My thought was, “Even if you’re standing there shaking, you’re still standing there.” So that song is now a bit of my personal anthem; it’s about confronting things that scare you, which can be tough in any situation. I’ve learned a ton about myself in the process of making this record and really got myself back on the rails. I was going off the rails there for a little bit.
Your solo record has a pronounced focus on self-care. What are some of the methods you’ve used to take care of yourself mentally and spiritually?
One thing that I started during that time that I’ve stuck with is transcendental meditation. That really helped me keep my head in the game—helped me center myself. I go in and out on that. It’s definitely a practice that continues to grow, so I’m very grateful that I started doing a lot of that. I also do a lot of yoga. When I’m connected to my body physically, I feel the most connected to my mind and my heart as well. So I just realized that physical work—whether that be running or working out, yoga or anything atypical—just makes me feel grounded. It makes me feel alive, makes me feel good, honestly. And so, that is a huge part of my life. Especially these days during quarantine, we gotta all do what we can to keep the lights on in the house in our minds. It’s a tough time. Everybody’s going through something; there is so much to deal with. I am glad I’ve had those practices to lean on.

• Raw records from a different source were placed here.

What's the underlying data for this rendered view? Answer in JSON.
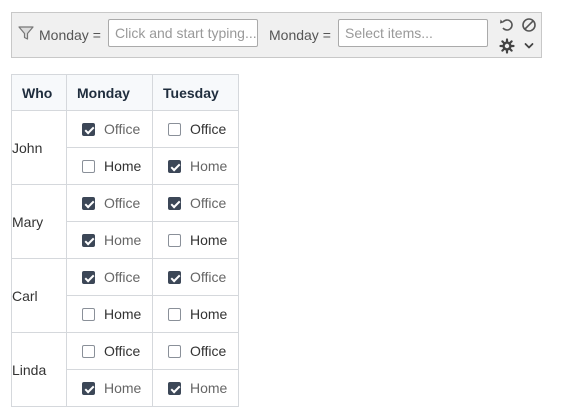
{
  "toolbar": {
    "filter1_label": "Monday =",
    "filter1_placeholder": "Click and start typing...",
    "filter2_label": "Monday =",
    "filter2_placeholder": "Select items..."
  },
  "table": {
    "headers": [
      "Who",
      "Monday",
      "Tuesday"
    ],
    "people": [
      {
        "name": "John",
        "rows": [
          {
            "monday": {
              "label": "Office",
              "checked": true
            },
            "tuesday": {
              "label": "Office",
              "checked": false
            }
          },
          {
            "monday": {
              "label": "Home",
              "checked": false
            },
            "tuesday": {
              "label": "Home",
              "checked": true
            }
          }
        ]
      },
      {
        "name": "Mary",
        "rows": [
          {
            "monday": {
              "label": "Office",
              "checked": true
            },
            "tuesday": {
              "label": "Office",
              "checked": true
            }
          },
          {
            "monday": {
              "label": "Home",
              "checked": true
            },
            "tuesday": {
              "label": "Home",
              "checked": false
            }
          }
        ]
      },
      {
        "name": "Carl",
        "rows": [
          {
            "monday": {
              "label": "Office",
              "checked": true
            },
            "tuesday": {
              "label": "Office",
              "checked": true
            }
          },
          {
            "monday": {
              "label": "Home",
              "checked": false
            },
            "tuesday": {
              "label": "Home",
              "checked": false
            }
          }
        ]
      },
      {
        "name": "Linda",
        "rows": [
          {
            "monday": {
              "label": "Office",
              "checked": false
            },
            "tuesday": {
              "label": "Office",
              "checked": false
            }
          },
          {
            "monday": {
              "label": "Home",
              "checked": true
            },
            "tuesday": {
              "label": "Home",
              "checked": true
            }
          }
        ]
      }
    ]
  },
  "colors": {
    "checkbox_checked": "#3c4757",
    "header_bg": "#f7f9fb",
    "toolbar_bg": "#f0f0f0"
  }
}
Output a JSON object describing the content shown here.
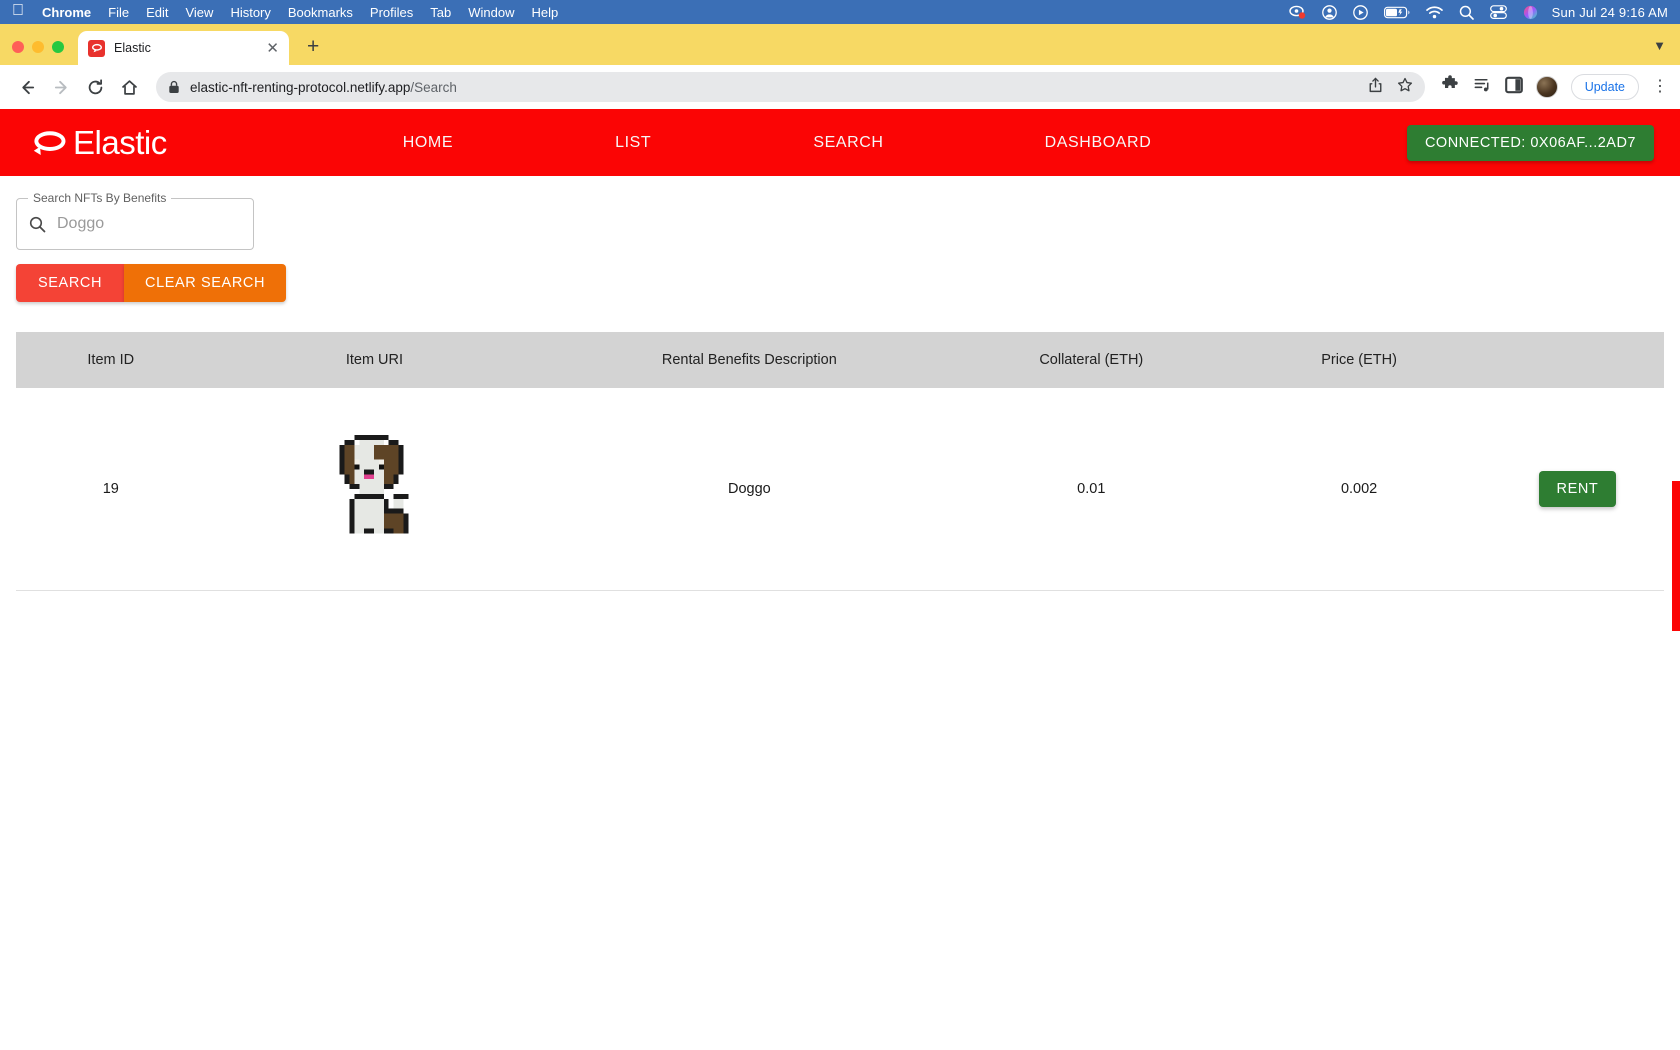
{
  "os_menubar": {
    "apple_icon": "apple-logo-icon",
    "items": [
      "Chrome",
      "File",
      "Edit",
      "View",
      "History",
      "Bookmarks",
      "Profiles",
      "Tab",
      "Window",
      "Help"
    ],
    "active_app": "Chrome",
    "status_icons": [
      "control-center-badge-icon",
      "user-account-icon",
      "play-circle-icon",
      "battery-icon",
      "wifi-icon",
      "spotlight-search-icon",
      "control-center-icon",
      "siri-icon"
    ],
    "clock": "Sun Jul 24  9:16 AM"
  },
  "browser": {
    "window_controls": [
      "close",
      "minimize",
      "maximize"
    ],
    "tab": {
      "title": "Elastic",
      "favicon": "elastic-loop-favicon",
      "close_icon": "close-icon"
    },
    "new_tab_label": "+",
    "tabstrip_chevron": "chevron-down-icon",
    "nav": {
      "back_icon": "back-arrow-icon",
      "forward_icon": "forward-arrow-icon",
      "reload_icon": "reload-icon",
      "home_icon": "home-icon"
    },
    "omnibox": {
      "lock_icon": "lock-icon",
      "url_domain": "elastic-nft-renting-protocol.netlify.app",
      "url_path": "/Search",
      "share_icon": "share-icon",
      "bookmark_icon": "star-icon"
    },
    "toolbar_right": {
      "extensions_icon": "puzzle-piece-icon",
      "reading_list_icon": "reading-list-icon",
      "side_panel_icon": "side-panel-icon",
      "avatar_icon": "profile-avatar",
      "update_label": "Update",
      "menu_icon": "kebab-menu-icon"
    }
  },
  "site": {
    "brand": {
      "logo_icon": "elastic-loop-icon",
      "name": "Elastic"
    },
    "nav_links": [
      "HOME",
      "LIST",
      "SEARCH",
      "DASHBOARD"
    ],
    "wallet_button": "CONNECTED: 0X06AF...2AD7",
    "colors": {
      "navbar": "#fb0505",
      "wallet_green": "#2e7d32",
      "search_red": "#f44336",
      "clear_orange": "#ef7007",
      "table_header": "#d3d3d3"
    }
  },
  "search": {
    "legend": "Search NFTs By Benefits",
    "icon": "search-icon",
    "value": "Doggo",
    "placeholder": "Doggo",
    "search_button": "SEARCH",
    "clear_button": "CLEAR SEARCH"
  },
  "table": {
    "columns": [
      "Item ID",
      "Item URI",
      "Rental Benefits Description",
      "Collateral (ETH)",
      "Price (ETH)",
      ""
    ],
    "rows": [
      {
        "item_id": "19",
        "item_uri_alt": "pixel-art-dog-nft",
        "description": "Doggo",
        "collateral": "0.01",
        "price": "0.002",
        "action": "RENT"
      }
    ]
  }
}
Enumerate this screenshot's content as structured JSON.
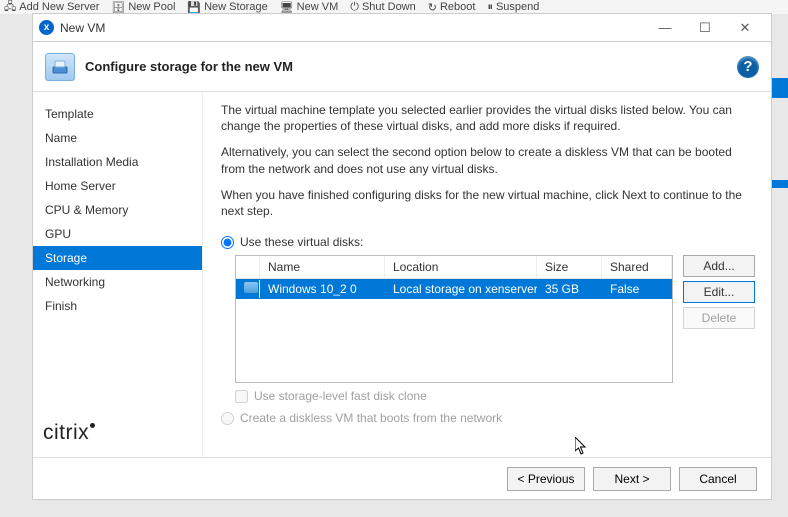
{
  "window": {
    "title": "New VM"
  },
  "bg_toolbar": {
    "items": [
      "Add New Server",
      "New Pool",
      "New Storage",
      "New VM",
      "Shut Down",
      "Reboot",
      "Suspend"
    ]
  },
  "header": {
    "title": "Configure storage for the new VM"
  },
  "sidebar": {
    "steps": [
      "Template",
      "Name",
      "Installation Media",
      "Home Server",
      "CPU & Memory",
      "GPU",
      "Storage",
      "Networking",
      "Finish"
    ],
    "active_index": 6
  },
  "content": {
    "para1": "The virtual machine template you selected earlier provides the virtual disks listed below. You can change the properties of these virtual disks, and add more disks if required.",
    "para2": "Alternatively, you can select the second option below to create a diskless VM that can be booted from the network and does not use any virtual disks.",
    "para3": "When you have finished configuring disks for the new virtual machine, click Next to continue to the next step.",
    "radio_use": "Use these virtual disks:",
    "table": {
      "headers": {
        "name": "Name",
        "location": "Location",
        "size": "Size",
        "shared": "Shared"
      },
      "rows": [
        {
          "name": "Windows 10_2 0",
          "location": "Local storage on xenserver",
          "size": "35 GB",
          "shared": "False"
        }
      ]
    },
    "buttons": {
      "add": "Add...",
      "edit": "Edit...",
      "delete": "Delete"
    },
    "fastclone": "Use storage-level fast disk clone",
    "radio_diskless": "Create a diskless VM that boots from the network"
  },
  "footer": {
    "prev": "< Previous",
    "next": "Next >",
    "cancel": "Cancel"
  },
  "brand": "citrix"
}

I also started doing these breathing exercises, the Wim Hof method. They call him “The Iceman.” He has these retreats—he climbs freaking Mount Everest in his shorts. He figured out a way to [trick] the nervous system into not responding to these various environments; our bodies are, honestly, equipped to handle these situations, we just live these very comfortable lives. It’s just like lifting weights—you need to train yourself into making it feel natural.
I started taking cold showers in the morning, which kind of sounds terrible, but I’m a full believer in cold theory. It’s the last two minutes of your shower, and it changes pathways in the brain—it reduces anxiety way more than just waking you up for the day. It will change your entire day. I can put a hefty bet on that for anybody.
You struggled with substance abuse issues and addiction early in your career and, as you mentioned earlier, your solo material presents a more open and honest look at your own life. How did that rough period shape your personal journey?
Yeah man, I was struggling. I was 24 when I moved to New Orleans and that was a trip, man. It’s a beautiful city plus it’s a late-night city and the party got the best of me. I wound up in a situation that no one would want to be in, for sure. I wound up in the emergency room—took an ambulance ride—and spent the whole night there. A lot of people don’t get that wake-up call. You know what I’m saying?
If anything, I’m grateful that it scared the living hell out of me, and I’m grateful that I’m still here and able to talk about it to this day and share my story. And now, 12 years later, I haven’t had a sip of alcohol or cocaine or heroin, or anything like that. I’m doing pretty well I gotta say, and I’m very grateful for that—for my sobriety.